Every now and then, just about everybody could do with a little bit of extra motivation and added incentive to do what needs doing. However, do you know who did not need any extra motivation and incentive? The 1911 Alston All Stars: a baseball team of death row inmates and hardened criminals, who literally played for time and for their lives. Their tale is just one of many that are often overlooked. Following are forty things about the death row baseball team, and other fascinating but little-known episodes from history.
40. A Killer Team. No, Really: It Was a Team Made Up of Killers
Understandably, there is exceptionally tight security surrounding death row, and severe restriction and isolation measures imposed upon its inmates. However, things were not always so on death row. It seems fantastic today, but once upon a time, death row inmates were gathered together into a baseball team that played against outsiders. For amateurs, the team of killers was actually pretty good.

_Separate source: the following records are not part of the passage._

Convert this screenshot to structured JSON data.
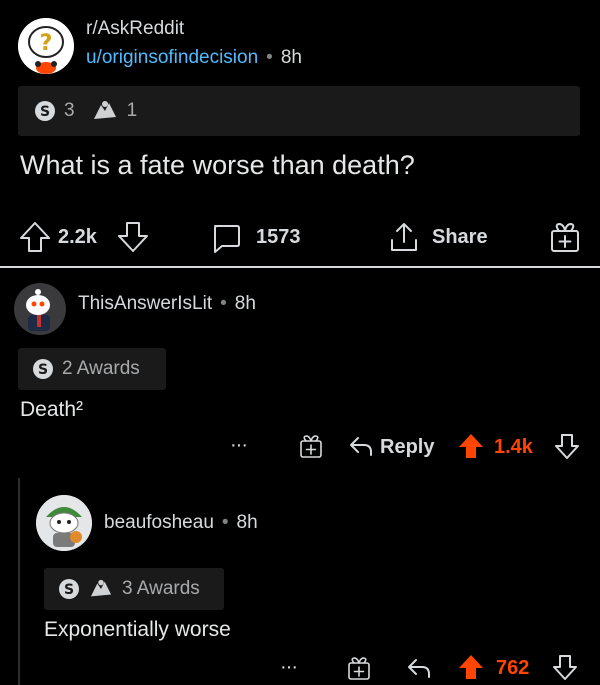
{
  "post": {
    "subreddit": "r/AskReddit",
    "author": "u/originsofindecision",
    "separator": "•",
    "age": "8h",
    "award_count_silver": "3",
    "award_count_helpful": "1",
    "title": "What is a fate worse than death?",
    "score": "2.2k",
    "comments": "1573",
    "share_label": "Share"
  },
  "comment1": {
    "author": "ThisAnswerIsLit",
    "separator": "•",
    "age": "8h",
    "awards_label": "2 Awards",
    "body": "Death²",
    "more": "···",
    "reply_label": "Reply",
    "score": "1.4k"
  },
  "comment2": {
    "author": "beaufosheau",
    "separator": "•",
    "age": "8h",
    "awards_label": "3 Awards",
    "body": "Exponentially worse",
    "more": "···",
    "score": "762"
  },
  "colors": {
    "background": "#000000",
    "text": "#d7dadc",
    "muted": "#818384",
    "username_link": "#4fbcff",
    "upvote": "#ff4500"
  }
}
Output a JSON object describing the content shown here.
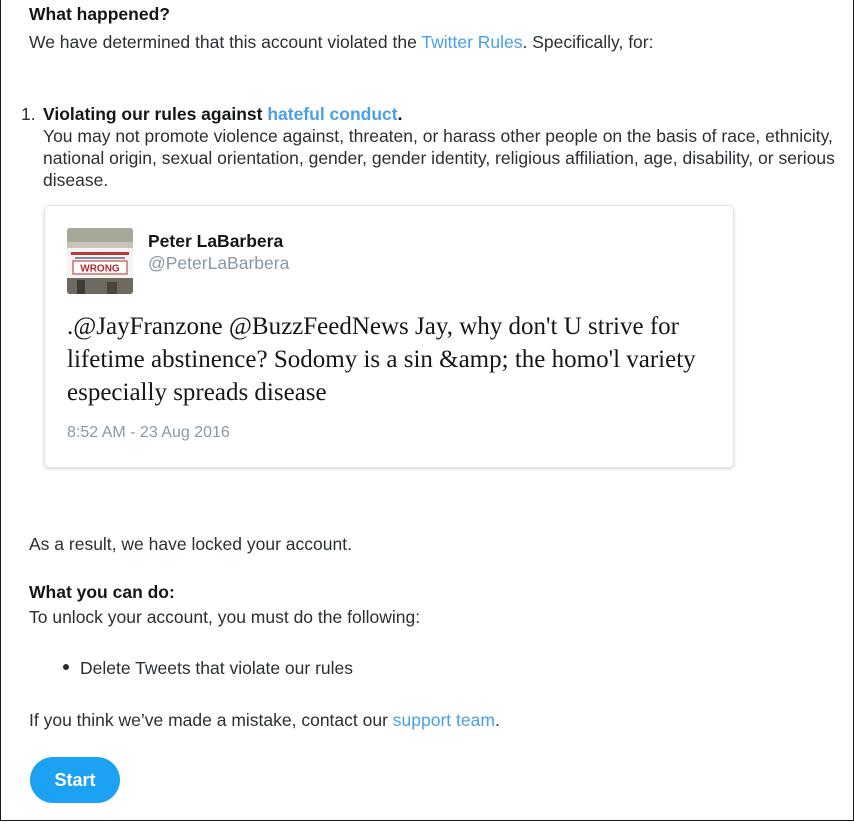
{
  "what_happened": {
    "heading": "What happened?",
    "text_before": "We have determined that this account violated the ",
    "rules_link": "Twitter Rules",
    "text_after": ". Specifically, for:"
  },
  "violation": {
    "number": "1.",
    "title_before": "Violating our rules against ",
    "title_link": "hateful conduct",
    "title_after": ".",
    "description": "You may not promote violence against, threaten, or harass other people on the basis of race, ethnicity, national origin, sexual orientation, gender, gender identity, religious affiliation, age, disability, or serious disease."
  },
  "tweet": {
    "author_name": "Peter LaBarbera",
    "author_handle": "@PeterLaBarbera",
    "avatar_sign_text": "WRONG",
    "text": ".@JayFranzone @BuzzFeedNews Jay, why don't U strive for lifetime abstinence? Sodomy is a sin &amp; the homo'l variety especially spreads disease",
    "timestamp": "8:52 AM - 23 Aug 2016"
  },
  "result": {
    "text": "As a result, we have locked your account."
  },
  "what_you_can_do": {
    "heading": "What you can do:",
    "intro": "To unlock your account, you must do the following:",
    "steps": [
      "Delete Tweets that violate our rules"
    ]
  },
  "mistake": {
    "text_before": "If you think we’ve made a mistake, contact our ",
    "support_link": "support team",
    "text_after": "."
  },
  "start_button": {
    "label": "Start"
  },
  "colors": {
    "link": "#4aa0e6",
    "button": "#1da1f2",
    "handle": "#8899a6"
  }
}
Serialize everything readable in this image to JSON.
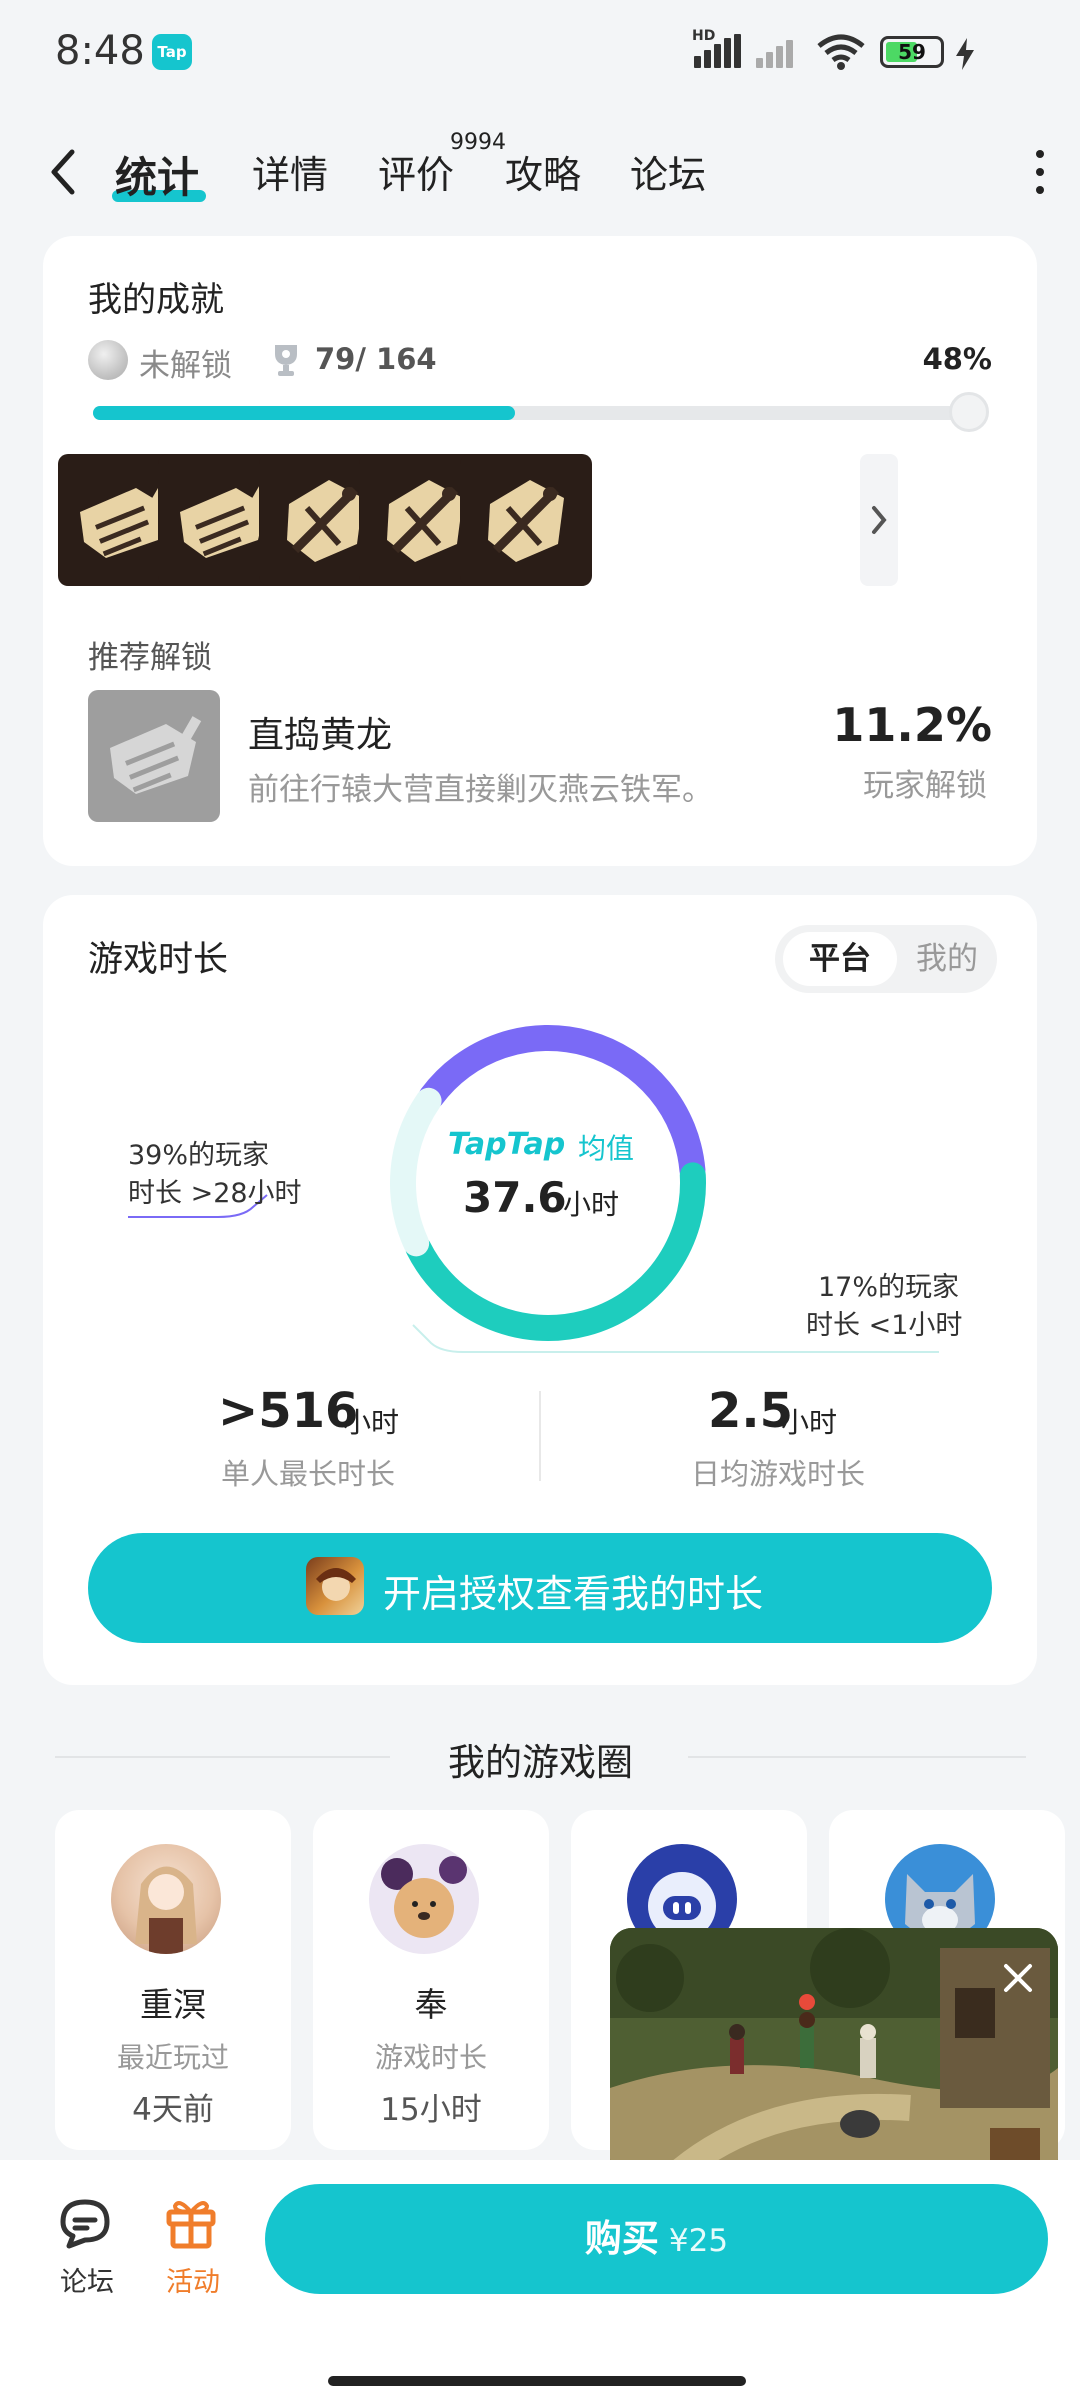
{
  "status_bar": {
    "time": "8:48",
    "app_badge": "Tap",
    "network_label": "HD",
    "battery": "59",
    "battery_level": 0.59
  },
  "nav": {
    "tabs": [
      {
        "label": "统计"
      },
      {
        "label": "详情"
      },
      {
        "label": "评价"
      },
      {
        "label": "攻略"
      },
      {
        "label": "论坛"
      }
    ],
    "review_count": "9994"
  },
  "achievements": {
    "title": "我的成就",
    "locked_label": "未解锁",
    "count": "79/ 164",
    "percent_text": "48%",
    "progress": 0.48,
    "recommend_label": "推荐解锁",
    "recommended": {
      "name": "直捣黄龙",
      "desc": "前往行辕大营直接剿灭燕云铁军。",
      "rate": "11.2%",
      "rate_label": "玩家解锁"
    }
  },
  "playtime": {
    "title": "游戏时长",
    "toggle": {
      "platform": "平台",
      "mine": "我的"
    },
    "brand": "TapTap",
    "brand_suffix": "均值",
    "avg_value": "37.6",
    "avg_unit": "小时",
    "left_note": {
      "line1": "39%的玩家",
      "line2": "时长 >28小时"
    },
    "right_note": {
      "line1": "17%的玩家",
      "line2": "时长 <1小时"
    },
    "segments": [
      {
        "share": 0.39,
        "color": "#7a6af6"
      },
      {
        "share": 0.44,
        "color": "#1ecdbe"
      },
      {
        "share": 0.17,
        "color": "#e4f8f7"
      }
    ],
    "max_value": ">516",
    "max_unit": "小时",
    "max_label": "单人最长时长",
    "daily_value": "2.5",
    "daily_unit": "小时",
    "daily_label": "日均游戏时长",
    "auth_button": "开启授权查看我的时长"
  },
  "circle": {
    "title": "我的游戏圈",
    "friends": [
      {
        "name": "重溟",
        "meta": "最近玩过",
        "value": "4天前"
      },
      {
        "name": "奉",
        "meta": "游戏时长",
        "value": "15小时"
      }
    ]
  },
  "bottom_bar": {
    "forum": "论坛",
    "event": "活动",
    "buy": "购买",
    "price": "¥25"
  },
  "colors": {
    "accent": "#15c5ce",
    "purple": "#7a6af6",
    "event_orange": "#f07d2b"
  }
}
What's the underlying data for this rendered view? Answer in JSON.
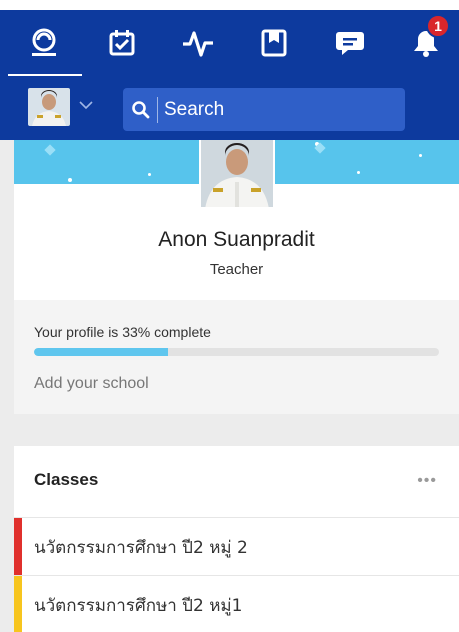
{
  "nav": {
    "items": [
      {
        "icon": "activity-feed-icon",
        "active": true
      },
      {
        "icon": "calendar-check-icon",
        "active": false
      },
      {
        "icon": "pulse-icon",
        "active": false
      },
      {
        "icon": "bookmark-book-icon",
        "active": false
      },
      {
        "icon": "chat-icon",
        "active": false
      },
      {
        "icon": "notifications-bell-icon",
        "active": false,
        "badge": "1"
      }
    ]
  },
  "search": {
    "label": "Search"
  },
  "profile": {
    "name": "Anon Suanpradit",
    "role": "Teacher"
  },
  "completion": {
    "text": "Your profile is 33% complete",
    "percent": 33,
    "add_school": "Add your school"
  },
  "classes": {
    "title": "Classes",
    "more": "•••",
    "items": [
      {
        "name": "นวัตกรรมการศึกษา ปี2 หมู่ 2",
        "color": "#e0302c"
      },
      {
        "name": "นวัตกรรมการศึกษา ปี2 หมู่1",
        "color": "#f7c51e"
      }
    ]
  },
  "colors": {
    "header": "#0d3a9e",
    "search_bg": "#2f5fc8",
    "banner": "#57c4ec",
    "progress": "#5fc6ee",
    "badge": "#d9262b"
  }
}
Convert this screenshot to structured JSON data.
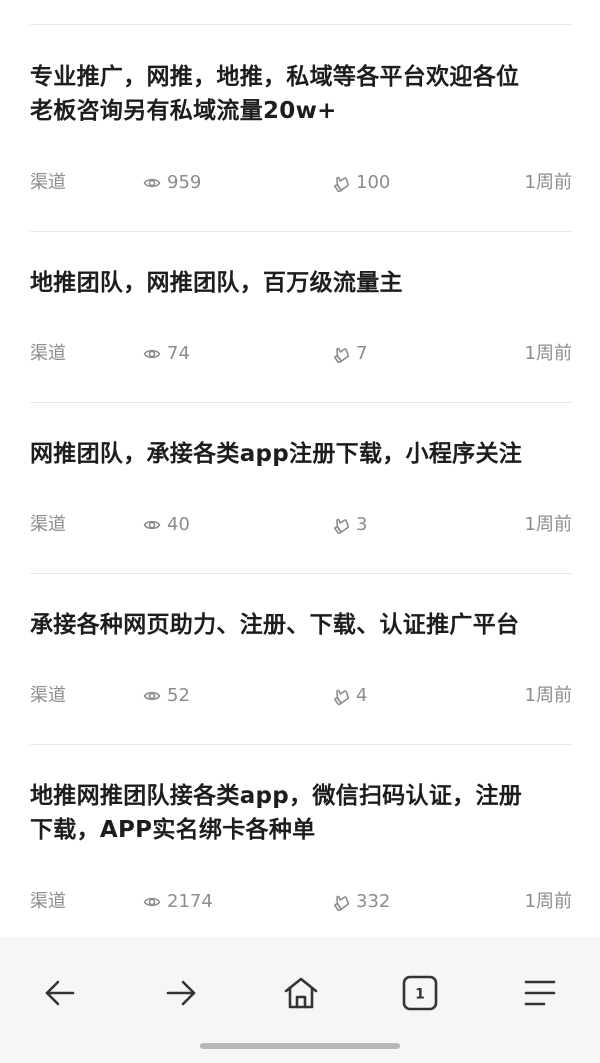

It occurred in Wyoming in 1911, with the All-Stars team of the Wyoming State Penitentiary. It was composed of convicted criminals, including death row inmates. Indeed, the team’s star player was awaiting execution. The death row players had their executions stayed so long as they played and kept winning. Needless to say, that gave the players one heckuva incentive to play their hearts out: motivation was one thing that the All Stars did not lack.